This coming week, a dream will come true for two Warrenton residents: They will hit the ice in Las Vegas to compete alongside the nation’s top athletes in their sport, figure skating’s discipline of ice dancing.
Molly Cesanek is a sophomore at American University. Yehor Yehorov is a 21-year-old Ukrainian working to get his U.S. citizenship. A successful team on the junior circuit since 2018, Cesanek, 19, and Yehorov are making their senior level debut at the 2020 Skate America, a Grand Prix of Figure Skating event Oct. 23-25.
“We just feel honored to be selected by U.S. Figure Skating and to compete in our first Grand Prix. It’s such a unique year and we’re excited to do our routine. Right now, we are just really excited,” said Cesanek, a 2019 graduate of Wakefield School who was born in Manassas but has lived her entire life in Warrenton.
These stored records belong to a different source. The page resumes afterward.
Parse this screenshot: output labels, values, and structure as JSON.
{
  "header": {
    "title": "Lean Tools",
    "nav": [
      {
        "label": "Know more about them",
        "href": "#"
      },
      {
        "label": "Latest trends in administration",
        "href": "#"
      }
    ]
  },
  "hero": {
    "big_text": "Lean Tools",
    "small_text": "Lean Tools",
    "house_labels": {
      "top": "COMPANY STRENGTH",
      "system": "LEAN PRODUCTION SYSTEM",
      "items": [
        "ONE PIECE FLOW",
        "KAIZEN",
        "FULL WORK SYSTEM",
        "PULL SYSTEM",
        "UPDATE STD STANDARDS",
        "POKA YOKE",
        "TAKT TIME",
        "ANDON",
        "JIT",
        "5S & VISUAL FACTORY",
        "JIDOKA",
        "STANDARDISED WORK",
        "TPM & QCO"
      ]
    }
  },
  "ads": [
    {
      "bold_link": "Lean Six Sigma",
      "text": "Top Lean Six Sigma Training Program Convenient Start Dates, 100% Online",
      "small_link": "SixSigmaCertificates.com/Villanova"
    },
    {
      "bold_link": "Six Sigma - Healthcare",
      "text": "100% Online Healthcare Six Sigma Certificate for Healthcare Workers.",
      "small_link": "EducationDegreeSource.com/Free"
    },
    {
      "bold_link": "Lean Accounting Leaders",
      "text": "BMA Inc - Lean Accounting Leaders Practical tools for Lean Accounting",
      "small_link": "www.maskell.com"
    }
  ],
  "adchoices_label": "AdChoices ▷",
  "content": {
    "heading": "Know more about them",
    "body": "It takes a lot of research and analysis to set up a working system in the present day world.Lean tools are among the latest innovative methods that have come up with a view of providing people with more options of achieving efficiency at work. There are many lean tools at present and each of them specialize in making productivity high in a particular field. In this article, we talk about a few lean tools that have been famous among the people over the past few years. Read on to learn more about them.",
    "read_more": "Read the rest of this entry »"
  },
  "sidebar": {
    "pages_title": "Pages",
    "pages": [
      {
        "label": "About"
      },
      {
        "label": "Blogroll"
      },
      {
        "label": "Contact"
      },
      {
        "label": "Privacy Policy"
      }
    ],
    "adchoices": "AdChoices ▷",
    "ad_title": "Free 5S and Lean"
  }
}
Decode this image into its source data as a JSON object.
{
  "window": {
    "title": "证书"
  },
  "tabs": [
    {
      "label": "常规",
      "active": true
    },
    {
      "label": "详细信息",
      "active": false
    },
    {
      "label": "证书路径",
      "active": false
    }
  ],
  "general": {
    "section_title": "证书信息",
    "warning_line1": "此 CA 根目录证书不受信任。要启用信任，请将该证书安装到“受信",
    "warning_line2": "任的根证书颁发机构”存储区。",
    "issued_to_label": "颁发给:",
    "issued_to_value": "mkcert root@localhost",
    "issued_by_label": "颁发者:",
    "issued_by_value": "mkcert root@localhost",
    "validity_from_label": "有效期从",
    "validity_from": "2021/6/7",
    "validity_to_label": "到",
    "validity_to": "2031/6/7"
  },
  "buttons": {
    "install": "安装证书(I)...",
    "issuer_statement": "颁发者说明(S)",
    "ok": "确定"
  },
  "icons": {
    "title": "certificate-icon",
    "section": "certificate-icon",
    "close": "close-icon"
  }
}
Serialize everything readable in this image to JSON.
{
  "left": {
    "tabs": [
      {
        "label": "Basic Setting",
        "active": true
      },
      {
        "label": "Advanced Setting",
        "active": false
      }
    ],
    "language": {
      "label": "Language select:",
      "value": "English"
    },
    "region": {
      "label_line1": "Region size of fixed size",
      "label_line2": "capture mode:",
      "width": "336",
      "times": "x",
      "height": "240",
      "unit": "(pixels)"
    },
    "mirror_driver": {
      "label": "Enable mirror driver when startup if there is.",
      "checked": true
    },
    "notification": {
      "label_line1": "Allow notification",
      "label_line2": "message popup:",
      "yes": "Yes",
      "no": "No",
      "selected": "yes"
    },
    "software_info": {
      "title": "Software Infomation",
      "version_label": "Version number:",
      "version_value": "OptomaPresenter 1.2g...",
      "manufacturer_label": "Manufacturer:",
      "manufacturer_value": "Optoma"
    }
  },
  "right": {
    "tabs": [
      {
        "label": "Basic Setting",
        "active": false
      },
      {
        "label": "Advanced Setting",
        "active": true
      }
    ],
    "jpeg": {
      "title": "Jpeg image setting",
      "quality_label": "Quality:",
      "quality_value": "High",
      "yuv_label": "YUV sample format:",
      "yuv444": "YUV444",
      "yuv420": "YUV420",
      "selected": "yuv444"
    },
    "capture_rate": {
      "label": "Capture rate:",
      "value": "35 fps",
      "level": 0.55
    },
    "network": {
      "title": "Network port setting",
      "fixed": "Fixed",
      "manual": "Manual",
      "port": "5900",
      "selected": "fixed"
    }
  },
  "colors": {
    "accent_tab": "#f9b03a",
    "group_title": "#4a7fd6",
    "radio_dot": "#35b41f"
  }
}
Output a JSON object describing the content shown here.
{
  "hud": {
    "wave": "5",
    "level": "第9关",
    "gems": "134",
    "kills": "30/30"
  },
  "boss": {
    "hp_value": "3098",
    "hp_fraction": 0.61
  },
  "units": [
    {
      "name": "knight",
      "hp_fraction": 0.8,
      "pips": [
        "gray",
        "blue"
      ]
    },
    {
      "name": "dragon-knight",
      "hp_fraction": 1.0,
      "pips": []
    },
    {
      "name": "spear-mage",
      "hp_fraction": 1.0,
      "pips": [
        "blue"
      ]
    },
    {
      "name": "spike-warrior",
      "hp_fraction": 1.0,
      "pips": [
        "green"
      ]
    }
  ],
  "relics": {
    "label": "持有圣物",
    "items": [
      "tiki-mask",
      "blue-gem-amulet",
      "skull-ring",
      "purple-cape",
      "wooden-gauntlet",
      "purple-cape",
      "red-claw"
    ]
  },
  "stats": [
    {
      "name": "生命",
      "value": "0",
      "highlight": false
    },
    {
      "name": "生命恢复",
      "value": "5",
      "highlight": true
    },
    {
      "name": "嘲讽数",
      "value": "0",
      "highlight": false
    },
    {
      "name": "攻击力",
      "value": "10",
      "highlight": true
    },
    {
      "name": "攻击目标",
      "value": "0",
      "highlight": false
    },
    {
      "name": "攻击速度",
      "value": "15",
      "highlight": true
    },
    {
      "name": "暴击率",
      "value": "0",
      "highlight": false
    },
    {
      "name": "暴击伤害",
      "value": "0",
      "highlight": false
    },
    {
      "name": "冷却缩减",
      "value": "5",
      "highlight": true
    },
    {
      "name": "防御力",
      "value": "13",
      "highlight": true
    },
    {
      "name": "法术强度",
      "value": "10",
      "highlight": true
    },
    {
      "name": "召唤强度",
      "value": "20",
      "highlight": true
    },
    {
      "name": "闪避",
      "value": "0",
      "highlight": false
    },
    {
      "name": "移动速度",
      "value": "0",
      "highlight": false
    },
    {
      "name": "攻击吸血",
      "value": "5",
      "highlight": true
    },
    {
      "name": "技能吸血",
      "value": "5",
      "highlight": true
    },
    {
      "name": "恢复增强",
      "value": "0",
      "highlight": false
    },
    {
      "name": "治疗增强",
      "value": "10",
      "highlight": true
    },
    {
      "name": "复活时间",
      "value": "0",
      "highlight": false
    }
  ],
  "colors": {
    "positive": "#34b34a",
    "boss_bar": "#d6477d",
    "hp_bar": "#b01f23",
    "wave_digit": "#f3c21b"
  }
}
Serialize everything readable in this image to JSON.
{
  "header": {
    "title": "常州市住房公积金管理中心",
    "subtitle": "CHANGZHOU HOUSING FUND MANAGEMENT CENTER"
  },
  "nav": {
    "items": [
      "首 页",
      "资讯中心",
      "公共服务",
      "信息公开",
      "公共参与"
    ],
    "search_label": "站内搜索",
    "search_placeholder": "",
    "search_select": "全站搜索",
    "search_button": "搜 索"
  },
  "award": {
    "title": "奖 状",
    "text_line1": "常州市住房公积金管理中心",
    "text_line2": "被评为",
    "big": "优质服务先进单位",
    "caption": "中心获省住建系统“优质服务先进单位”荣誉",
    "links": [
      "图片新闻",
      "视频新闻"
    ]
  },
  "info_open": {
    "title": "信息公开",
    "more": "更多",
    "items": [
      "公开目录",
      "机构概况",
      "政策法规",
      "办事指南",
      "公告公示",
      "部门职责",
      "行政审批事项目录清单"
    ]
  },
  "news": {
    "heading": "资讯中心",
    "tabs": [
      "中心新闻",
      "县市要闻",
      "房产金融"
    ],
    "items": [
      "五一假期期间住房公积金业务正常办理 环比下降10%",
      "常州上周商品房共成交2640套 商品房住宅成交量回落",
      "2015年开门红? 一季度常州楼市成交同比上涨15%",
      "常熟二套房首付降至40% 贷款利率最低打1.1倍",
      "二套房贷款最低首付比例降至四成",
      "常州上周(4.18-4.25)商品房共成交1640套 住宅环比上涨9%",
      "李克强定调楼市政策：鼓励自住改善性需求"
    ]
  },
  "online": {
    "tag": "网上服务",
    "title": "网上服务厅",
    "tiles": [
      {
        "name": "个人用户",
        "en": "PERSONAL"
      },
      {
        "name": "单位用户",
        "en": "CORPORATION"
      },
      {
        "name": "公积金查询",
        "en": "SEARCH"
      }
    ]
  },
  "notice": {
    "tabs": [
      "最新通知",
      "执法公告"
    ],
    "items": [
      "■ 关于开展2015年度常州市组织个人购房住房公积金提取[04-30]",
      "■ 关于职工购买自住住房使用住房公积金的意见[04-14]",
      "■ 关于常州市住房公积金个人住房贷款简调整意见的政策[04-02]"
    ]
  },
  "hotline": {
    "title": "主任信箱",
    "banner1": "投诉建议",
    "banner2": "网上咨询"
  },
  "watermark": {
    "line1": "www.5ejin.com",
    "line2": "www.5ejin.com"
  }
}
Said Yehorov: “At the senior level now we’ll be competing with our role models. These are people we have been looking at all our lives. Now, at this moment and this level, we will be competing with them.”
Drawing from ballroom and other types of dance, ice dancing is always done in partners. There are no jumps. Competitors are judged more on the program elements of lifts, spins, twizzles, footwork and on performance, composition and interpretation.
U.S. Figure Skating, the sport’s governing body, selected them to the Skate America event as well as the 2021 Toyota U.S. Figure Skating Championships in San Jose from Jan. 11-21. Both will be nationally televised.
Their lives are abuzz with excitement. They have picked up sponsorships from both blade and shoe companies in Italy, and are working closely with U.S. Figure Skating officials. “There is an overwhelming amount going on when you move to senior. Nutritionists are calling them, and doctors and people from U.S. Figure Skating,” said Marci Cesanek, Molly’s mom.
After training at Rockville Ice Arena in Maryland for their first two years together under coaches from the Wheaton Ice Skating Academy (WISA), they switched to Ion International Training Center in Leesburg. Their WISA coaches still coach them there. The Leesburg rink re-opened in June, ahead of rinks in Maryland, and it’s also closer. The two leave Cesanek’s home for the Leesburg rink at 8 a.m. most days and generally stay until 4 p.m. They rehearse, lift weights and teach classes, although Yehorov has to do it as a volunteer since he does not have a work visa.
Cesanek takes her American University classes online at home, often in the afternoon.
Despite his move, Yehorov has gone home to the Ukraine a couple times a year to take some required academic exams for his own schooling. He was abroad when the pandemic hit and barely made it back from Europe before air travel shut down, arriving on March 14.
The two linked up in April 2018 when each sought a new partner at an important stage of their careers. Yehorov came over from the Ukraine for a one-month trial, and each was so impressed, that Yehorov went home, packed his things, and moved to the United States. “We had an instant connection,” said Cesanek.
Yehorov said he liked that Cesanek was “gentle” and easy to maneuver. “I never had that small a partner. I liked it. It was a good opportunity to create a lot of lifts,” he said. He also praised her technique. “How she pointed her toe, how soft her arm movements were. She had taken ballet.”
Molly liked that Yehor was so strong. “I felt like I would be taken care of,” she said. “Although we would be flying at a crazy speed, I felt confident and secure.”
They won the junior title in February at the 2020 Enga Dance Trophy tournament in Italy, and were fourth in January at the 2020 U.S. Junior Figure Skating National Championships in Greensboro, N.C.
When Yehorov moved here, he spoke very little English, but that has changed dramatically. He now lives with Cesanek’s family and is thriving.
“I’m really enjoying all my time with Molly. To share with her all my experiences, coming here and training. We’ve become the best of best friends. I never met a girl so driven, responsible and dedicated to the sport,” he said.
She is equally pleased, calling Yehor the leader in their partnership. “His strength is matched by amazing artistry,” she said.
With their senior debut less than two weeks away, they feel ready.
They’ll do a short program, now called the rhythmic dance portion, and then the four-minute free dance routine to “Make It Rain" and "Take Me To Church" by Matt McAndrew. It's a blues-style contemporary dance, Yehorov said.
A solid debut could have them on the road to stardom.
“Making it here was a goal, a huge goal,” said Cesanek. “What’s even bigger is that we have Olympic dreams. We want to go very far and be one of the top teams in ice dance.”